In Absolutely Normal Chaos, author Sharon Creech does a wonderful job of staying in the voice of her young narrator, Mary Lou, while describing Mary Lou’s first look at the cousin who has come to stay with her family for a while:

Carl Ray is tall and skinny, about as skinny as a person can be and still be alive. He has the blondest hair, almost white, and it sticks out in places like at the top of his head and by his ears where it is cut kind of short. He is real pale and has a million freckles all over his face and his arms, which were the only parts of him sticking out, but I bet he has those freckles everywhere. He has tiny little eyes and a tiny nose; in fact, his whole head looks like a miniature of a real person’s head. So there is this tiny little head perched on top of this tall, thinnnnnn body, and off this body hand two longggg, thin, freckled arms and two longgggg, thin, legs and two long, thin hands and two longggg, thin feet. What a guy.

Ask students to share and/or copy into their journals favorite descriptive passages from books they are reading.

Having a good memory is helpful when writing description, but observation can fill in where memory fails. Here are some writing exercises to teach descriptive writing AND observation skills:

  • Ask students to go to a place and actually take notes on what they observe happening there. The place could be a park, a room in their house, a ball game, a museum, their dentist’s office, etc. They should write down everything they see, hear, smell, taste, touch. Later, they can use these notes to help construct a description of the place. Ask them to write themselves into the place as first person narrator.
  • Have students close their eyes and imagine a place they know well. This time they will be taking notes on the place from memory (rather than direct observation). As before, ask them to use their notes to construct a description of the place with themselves as first person narrator.
  • Ask students to observe someone in action–their mother fixing dinner, their sister playing basketball, a stranger in the grocery store, a classmate on the playground. They should take notes on what the person does or says, what he or she looks like, what the person’s surroundings are like. Ask students to use these notes to write a third person description of what they saw happening: (Example: Leaning over the stove, Mom lifted the lid from a potful of broccoli. Steam rose up, clouding her glasses. “I hate it when that happens,” she said, setting the lid on the counter. Pulling off her glasses, she wiped them on the hem of her apron, then shoved them back onto her freckled nose. She poked at the broccoli with a fork… )
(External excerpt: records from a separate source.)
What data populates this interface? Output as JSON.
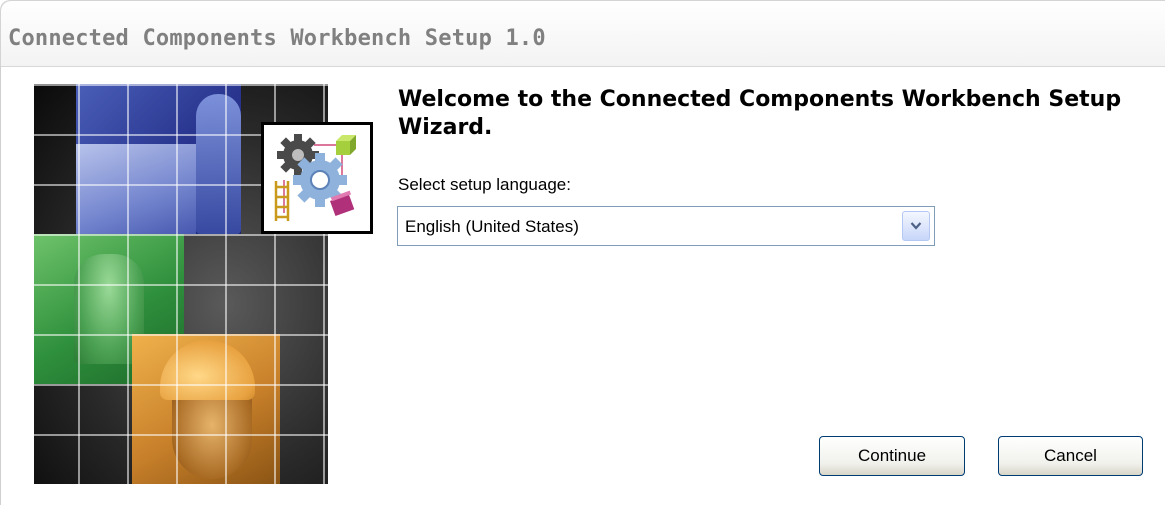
{
  "window": {
    "title": "Connected Components Workbench Setup 1.0"
  },
  "content": {
    "welcome_heading": "Welcome to the Connected Components Workbench Setup Wizard.",
    "language_label": "Select setup language:",
    "language_select": {
      "selected": "English (United States)"
    }
  },
  "buttons": {
    "continue_label": "Continue",
    "cancel_label": "Cancel"
  },
  "icons": {
    "dropdown": "chevron-down-icon",
    "product_logo": "gears-ladder-logo-icon"
  },
  "colors": {
    "title_text": "#808080",
    "button_border": "#003c74",
    "select_border": "#7f9db9"
  }
}
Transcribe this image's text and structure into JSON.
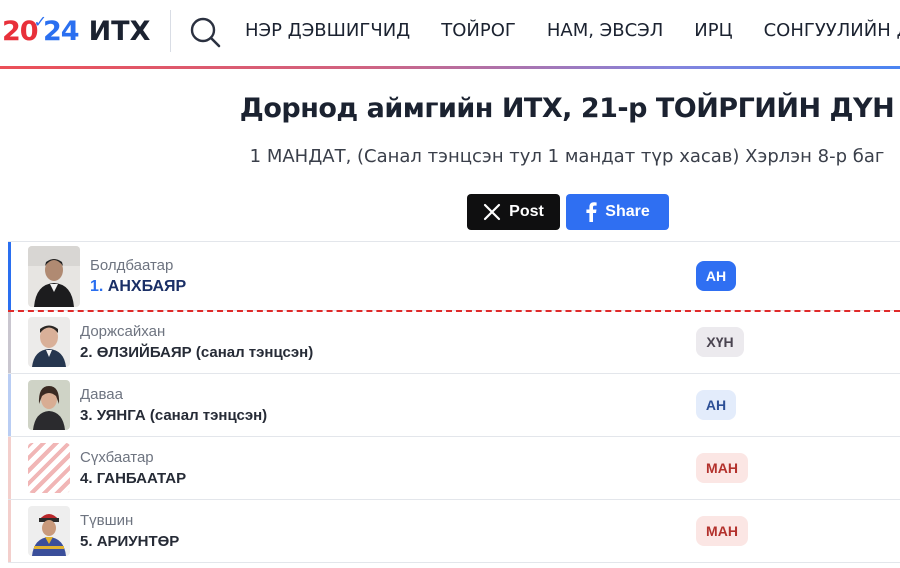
{
  "header": {
    "logo_year_start": "20",
    "logo_year_end": "24",
    "logo_org": "ИТХ",
    "nav": [
      "НЭР ДЭВШИГЧИД",
      "ТОЙРОГ",
      "НАМ, ЭВСЭЛ",
      "ИРЦ",
      "СОНГУУЛИЙН Д"
    ]
  },
  "page": {
    "title": "Дорнод аймгийн ИТХ, 21-р ТОЙРГИЙН ДҮН",
    "subtitle": "1 МАНДАТ, (Санал тэнцсэн тул 1 мандат түр хасав) Хэрлэн 8-р баг"
  },
  "share": {
    "post_label": "Post",
    "share_label": "Share"
  },
  "candidates": [
    {
      "patronym": "Болдбаатар",
      "rank": "1.",
      "name": "АНХБАЯР",
      "party": "АН"
    },
    {
      "patronym": "Доржсайхан",
      "rank": "2.",
      "name": "ӨЛЗИЙБАЯР (санал тэнцсэн)",
      "party": "ХҮН"
    },
    {
      "patronym": "Даваа",
      "rank": "3.",
      "name": "УЯНГА (санал тэнцсэн)",
      "party": "АН"
    },
    {
      "patronym": "Сүхбаатар",
      "rank": "4.",
      "name": "ГАНБААТАР",
      "party": "МАН"
    },
    {
      "patronym": "Түвшин",
      "rank": "5.",
      "name": "АРИУНТӨР",
      "party": "МАН"
    }
  ],
  "colors": {
    "an_solid": "#2f6ff2",
    "an_light": "#e3ecfb",
    "hun_light": "#eceaee",
    "man_light": "#fbe6e4",
    "man_text": "#b3312c",
    "winner_bar": "#2a6ff0",
    "cutoff_line": "#e02a2a",
    "x_button": "#0f0f10"
  },
  "icons": [
    "search-icon",
    "x-logo-icon",
    "facebook-icon",
    "candidate-photo",
    "placeholder-photo"
  ]
}
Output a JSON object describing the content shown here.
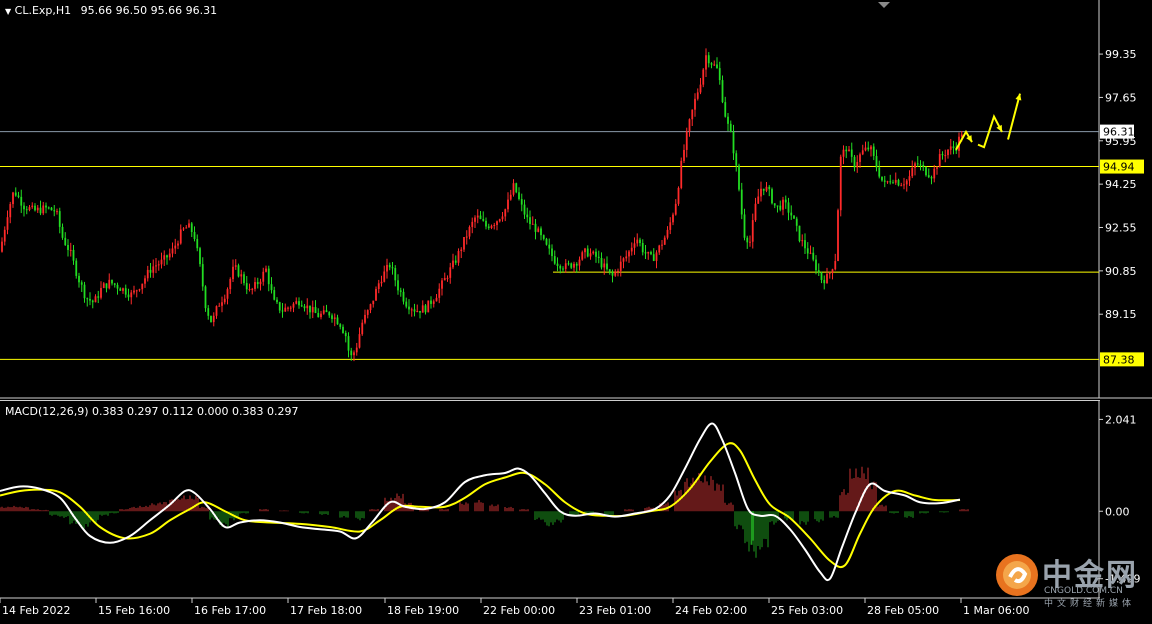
{
  "header": {
    "symbol": "CL.Exp,H1",
    "ohlc": "95.66 96.50 95.66 96.31",
    "indicator": "MACD(12,26,9) 0.383 0.297 0.112 0.000 0.383 0.297"
  },
  "colors": {
    "up_candle": "#ff2a2a",
    "down_candle": "#22dd22",
    "level_line": "#ffff00",
    "price_line": "#8a9aaa",
    "macd_line": "#ffffff",
    "signal_line": "#ffff00",
    "hist_up": "#c83232",
    "hist_down": "#1e9a1e"
  },
  "watermark": {
    "logo_text": "中金网",
    "site": "CNGOLD.COM.CN",
    "tagline": "中文财经新媒体"
  },
  "chart_data": [
    {
      "type": "candlestick",
      "title": "CL.Exp,H1",
      "y_ticks": [
        "99.35",
        "97.65",
        "95.95",
        "94.25",
        "92.55",
        "90.85",
        "89.15"
      ],
      "ylim": [
        86.1,
        101.0
      ],
      "x_ticks": [
        "14 Feb 2022",
        "15 Feb 16:00",
        "16 Feb 17:00",
        "17 Feb 18:00",
        "18 Feb 19:00",
        "22 Feb 00:00",
        "23 Feb 01:00",
        "24 Feb 02:00",
        "25 Feb 03:00",
        "28 Feb 05:00",
        "1 Mar 06:00"
      ],
      "current_price": "96.31",
      "horizontal_levels": [
        {
          "value": 94.94,
          "label": "94.94"
        },
        {
          "value": 90.8,
          "label": ""
        },
        {
          "value": 87.38,
          "label": "87.38"
        }
      ],
      "price_path": [
        [
          0,
          91.6
        ],
        [
          8,
          93.2
        ],
        [
          14,
          94.0
        ],
        [
          24,
          93.4
        ],
        [
          34,
          93.2
        ],
        [
          46,
          93.3
        ],
        [
          56,
          93.2
        ],
        [
          62,
          92.2
        ],
        [
          70,
          91.6
        ],
        [
          78,
          90.6
        ],
        [
          86,
          89.8
        ],
        [
          94,
          89.6
        ],
        [
          102,
          90.2
        ],
        [
          110,
          90.4
        ],
        [
          120,
          90.2
        ],
        [
          132,
          89.9
        ],
        [
          142,
          90.4
        ],
        [
          152,
          91.0
        ],
        [
          162,
          91.2
        ],
        [
          172,
          91.6
        ],
        [
          182,
          92.4
        ],
        [
          188,
          92.6
        ],
        [
          194,
          92.3
        ],
        [
          200,
          91.0
        ],
        [
          206,
          89.4
        ],
        [
          212,
          88.8
        ],
        [
          218,
          89.5
        ],
        [
          226,
          90.0
        ],
        [
          234,
          91.0
        ],
        [
          242,
          90.6
        ],
        [
          250,
          90.0
        ],
        [
          258,
          90.4
        ],
        [
          266,
          90.9
        ],
        [
          274,
          89.6
        ],
        [
          282,
          89.3
        ],
        [
          292,
          89.5
        ],
        [
          300,
          89.7
        ],
        [
          308,
          89.4
        ],
        [
          318,
          89.1
        ],
        [
          330,
          89.2
        ],
        [
          340,
          88.8
        ],
        [
          346,
          88.3
        ],
        [
          350,
          87.4
        ],
        [
          356,
          87.8
        ],
        [
          362,
          88.8
        ],
        [
          370,
          89.4
        ],
        [
          380,
          90.5
        ],
        [
          390,
          91.1
        ],
        [
          398,
          90.2
        ],
        [
          406,
          89.6
        ],
        [
          416,
          89.3
        ],
        [
          426,
          89.4
        ],
        [
          436,
          89.9
        ],
        [
          446,
          90.6
        ],
        [
          456,
          91.3
        ],
        [
          466,
          92.2
        ],
        [
          476,
          93.0
        ],
        [
          486,
          92.6
        ],
        [
          496,
          92.8
        ],
        [
          506,
          93.3
        ],
        [
          514,
          94.2
        ],
        [
          520,
          93.5
        ],
        [
          528,
          92.8
        ],
        [
          536,
          92.5
        ],
        [
          546,
          91.8
        ],
        [
          556,
          91.2
        ],
        [
          566,
          91.0
        ],
        [
          576,
          91.2
        ],
        [
          586,
          91.6
        ],
        [
          596,
          91.4
        ],
        [
          604,
          91.0
        ],
        [
          612,
          90.6
        ],
        [
          620,
          91.1
        ],
        [
          628,
          91.5
        ],
        [
          636,
          92.2
        ],
        [
          644,
          91.6
        ],
        [
          652,
          91.3
        ],
        [
          660,
          91.8
        ],
        [
          668,
          92.4
        ],
        [
          676,
          93.6
        ],
        [
          682,
          95.2
        ],
        [
          688,
          96.4
        ],
        [
          694,
          97.4
        ],
        [
          700,
          98.2
        ],
        [
          706,
          99.3
        ],
        [
          712,
          99.0
        ],
        [
          718,
          98.7
        ],
        [
          726,
          96.8
        ],
        [
          732,
          96.0
        ],
        [
          738,
          94.4
        ],
        [
          744,
          92.3
        ],
        [
          750,
          92.0
        ],
        [
          756,
          93.5
        ],
        [
          762,
          94.2
        ],
        [
          768,
          94.0
        ],
        [
          776,
          93.3
        ],
        [
          784,
          93.5
        ],
        [
          792,
          93.0
        ],
        [
          800,
          92.1
        ],
        [
          808,
          91.6
        ],
        [
          816,
          91.0
        ],
        [
          822,
          90.5
        ],
        [
          828,
          90.6
        ],
        [
          832,
          91.0
        ],
        [
          836,
          91.4
        ],
        [
          840,
          95.2
        ],
        [
          846,
          95.7
        ],
        [
          854,
          95.0
        ],
        [
          862,
          95.5
        ],
        [
          870,
          95.7
        ],
        [
          876,
          95.0
        ],
        [
          884,
          94.2
        ],
        [
          892,
          94.5
        ],
        [
          900,
          94.3
        ],
        [
          908,
          94.4
        ],
        [
          916,
          95.1
        ],
        [
          924,
          94.8
        ],
        [
          932,
          94.6
        ],
        [
          940,
          95.3
        ],
        [
          948,
          95.6
        ],
        [
          956,
          95.7
        ],
        [
          962,
          96.31
        ]
      ],
      "projection_arrows": [
        [
          [
            956,
            95.6
          ],
          [
            966,
            96.3
          ],
          [
            972,
            95.9
          ]
        ],
        [
          [
            978,
            95.8
          ],
          [
            984,
            95.7
          ],
          [
            994,
            96.9
          ],
          [
            1002,
            96.3
          ]
        ],
        [
          [
            1008,
            96.0
          ],
          [
            1020,
            97.8
          ]
        ]
      ]
    },
    {
      "type": "line",
      "title": "MACD(12,26,9)",
      "y_ticks": [
        "2.041",
        "0.00",
        "-1.499"
      ],
      "ylim": [
        -1.75,
        2.25
      ],
      "series": [
        {
          "name": "MACD",
          "values": [
            [
              0,
              0.45
            ],
            [
              20,
              0.55
            ],
            [
              40,
              0.5
            ],
            [
              60,
              0.3
            ],
            [
              75,
              -0.15
            ],
            [
              90,
              -0.55
            ],
            [
              110,
              -0.7
            ],
            [
              130,
              -0.55
            ],
            [
              150,
              -0.2
            ],
            [
              170,
              0.15
            ],
            [
              185,
              0.45
            ],
            [
              195,
              0.4
            ],
            [
              210,
              0.05
            ],
            [
              225,
              -0.35
            ],
            [
              240,
              -0.25
            ],
            [
              260,
              -0.2
            ],
            [
              280,
              -0.25
            ],
            [
              300,
              -0.35
            ],
            [
              320,
              -0.4
            ],
            [
              340,
              -0.45
            ],
            [
              356,
              -0.6
            ],
            [
              372,
              -0.25
            ],
            [
              390,
              0.2
            ],
            [
              405,
              0.1
            ],
            [
              425,
              0.05
            ],
            [
              445,
              0.2
            ],
            [
              465,
              0.65
            ],
            [
              485,
              0.8
            ],
            [
              505,
              0.85
            ],
            [
              518,
              0.95
            ],
            [
              530,
              0.8
            ],
            [
              545,
              0.4
            ],
            [
              560,
              0.0
            ],
            [
              575,
              -0.1
            ],
            [
              595,
              -0.05
            ],
            [
              615,
              -0.12
            ],
            [
              635,
              -0.05
            ],
            [
              655,
              0.05
            ],
            [
              670,
              0.35
            ],
            [
              685,
              0.95
            ],
            [
              700,
              1.6
            ],
            [
              712,
              1.95
            ],
            [
              722,
              1.6
            ],
            [
              735,
              0.85
            ],
            [
              748,
              0.05
            ],
            [
              760,
              -0.1
            ],
            [
              775,
              -0.1
            ],
            [
              790,
              -0.4
            ],
            [
              805,
              -0.85
            ],
            [
              820,
              -1.35
            ],
            [
              830,
              -1.5
            ],
            [
              842,
              -0.8
            ],
            [
              856,
              0.0
            ],
            [
              870,
              0.6
            ],
            [
              885,
              0.45
            ],
            [
              905,
              0.35
            ],
            [
              920,
              0.2
            ],
            [
              940,
              0.18
            ],
            [
              960,
              0.26
            ]
          ]
        },
        {
          "name": "Signal",
          "values": [
            [
              0,
              0.35
            ],
            [
              20,
              0.45
            ],
            [
              40,
              0.48
            ],
            [
              60,
              0.42
            ],
            [
              80,
              0.1
            ],
            [
              100,
              -0.35
            ],
            [
              125,
              -0.6
            ],
            [
              150,
              -0.5
            ],
            [
              170,
              -0.2
            ],
            [
              190,
              0.05
            ],
            [
              205,
              0.2
            ],
            [
              225,
              0.0
            ],
            [
              245,
              -0.2
            ],
            [
              270,
              -0.25
            ],
            [
              300,
              -0.28
            ],
            [
              330,
              -0.35
            ],
            [
              360,
              -0.45
            ],
            [
              380,
              -0.2
            ],
            [
              400,
              0.1
            ],
            [
              420,
              0.1
            ],
            [
              445,
              0.1
            ],
            [
              465,
              0.3
            ],
            [
              485,
              0.6
            ],
            [
              505,
              0.75
            ],
            [
              525,
              0.85
            ],
            [
              545,
              0.6
            ],
            [
              565,
              0.2
            ],
            [
              585,
              -0.05
            ],
            [
              605,
              -0.1
            ],
            [
              625,
              -0.1
            ],
            [
              650,
              0.0
            ],
            [
              670,
              0.1
            ],
            [
              690,
              0.5
            ],
            [
              710,
              1.1
            ],
            [
              728,
              1.5
            ],
            [
              740,
              1.35
            ],
            [
              755,
              0.7
            ],
            [
              770,
              0.15
            ],
            [
              790,
              -0.15
            ],
            [
              810,
              -0.6
            ],
            [
              830,
              -1.1
            ],
            [
              845,
              -1.2
            ],
            [
              860,
              -0.5
            ],
            [
              875,
              0.1
            ],
            [
              895,
              0.45
            ],
            [
              915,
              0.35
            ],
            [
              935,
              0.25
            ],
            [
              960,
              0.25
            ]
          ]
        }
      ],
      "histogram": [
        [
          0,
          0.1
        ],
        [
          10,
          0.12
        ],
        [
          20,
          0.1
        ],
        [
          30,
          0.05
        ],
        [
          40,
          0.03
        ],
        [
          50,
          -0.1
        ],
        [
          60,
          -0.15
        ],
        [
          70,
          -0.3
        ],
        [
          80,
          -0.4
        ],
        [
          90,
          -0.25
        ],
        [
          100,
          -0.1
        ],
        [
          110,
          -0.05
        ],
        [
          120,
          0.05
        ],
        [
          130,
          0.1
        ],
        [
          140,
          0.12
        ],
        [
          150,
          0.18
        ],
        [
          160,
          0.22
        ],
        [
          170,
          0.28
        ],
        [
          180,
          0.35
        ],
        [
          190,
          0.35
        ],
        [
          200,
          0.1
        ],
        [
          210,
          -0.2
        ],
        [
          220,
          -0.35
        ],
        [
          230,
          -0.2
        ],
        [
          240,
          -0.05
        ],
        [
          260,
          0.05
        ],
        [
          280,
          0.02
        ],
        [
          300,
          -0.05
        ],
        [
          320,
          -0.08
        ],
        [
          340,
          -0.15
        ],
        [
          356,
          -0.2
        ],
        [
          370,
          0.05
        ],
        [
          385,
          0.3
        ],
        [
          395,
          0.4
        ],
        [
          405,
          0.2
        ],
        [
          420,
          0.05
        ],
        [
          440,
          0.05
        ],
        [
          460,
          0.2
        ],
        [
          475,
          0.25
        ],
        [
          490,
          0.15
        ],
        [
          505,
          0.1
        ],
        [
          520,
          0.05
        ],
        [
          535,
          -0.2
        ],
        [
          545,
          -0.35
        ],
        [
          555,
          -0.25
        ],
        [
          570,
          -0.1
        ],
        [
          585,
          -0.05
        ],
        [
          605,
          -0.1
        ],
        [
          625,
          0.05
        ],
        [
          645,
          0.1
        ],
        [
          660,
          0.2
        ],
        [
          675,
          0.5
        ],
        [
          685,
          0.75
        ],
        [
          695,
          0.85
        ],
        [
          705,
          0.8
        ],
        [
          715,
          0.65
        ],
        [
          725,
          0.2
        ],
        [
          735,
          -0.4
        ],
        [
          745,
          -0.9
        ],
        [
          752,
          -1.05
        ],
        [
          760,
          -0.8
        ],
        [
          770,
          -0.3
        ],
        [
          785,
          -0.2
        ],
        [
          800,
          -0.3
        ],
        [
          815,
          -0.25
        ],
        [
          830,
          -0.15
        ],
        [
          840,
          0.5
        ],
        [
          850,
          0.95
        ],
        [
          860,
          1.0
        ],
        [
          868,
          0.7
        ],
        [
          878,
          0.15
        ],
        [
          890,
          -0.05
        ],
        [
          905,
          -0.15
        ],
        [
          920,
          -0.05
        ],
        [
          940,
          -0.03
        ],
        [
          960,
          0.05
        ]
      ]
    }
  ]
}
See also: Show Don’t Tell


From the Writing Curriculum Files of Children’s Author, Suzanne Williams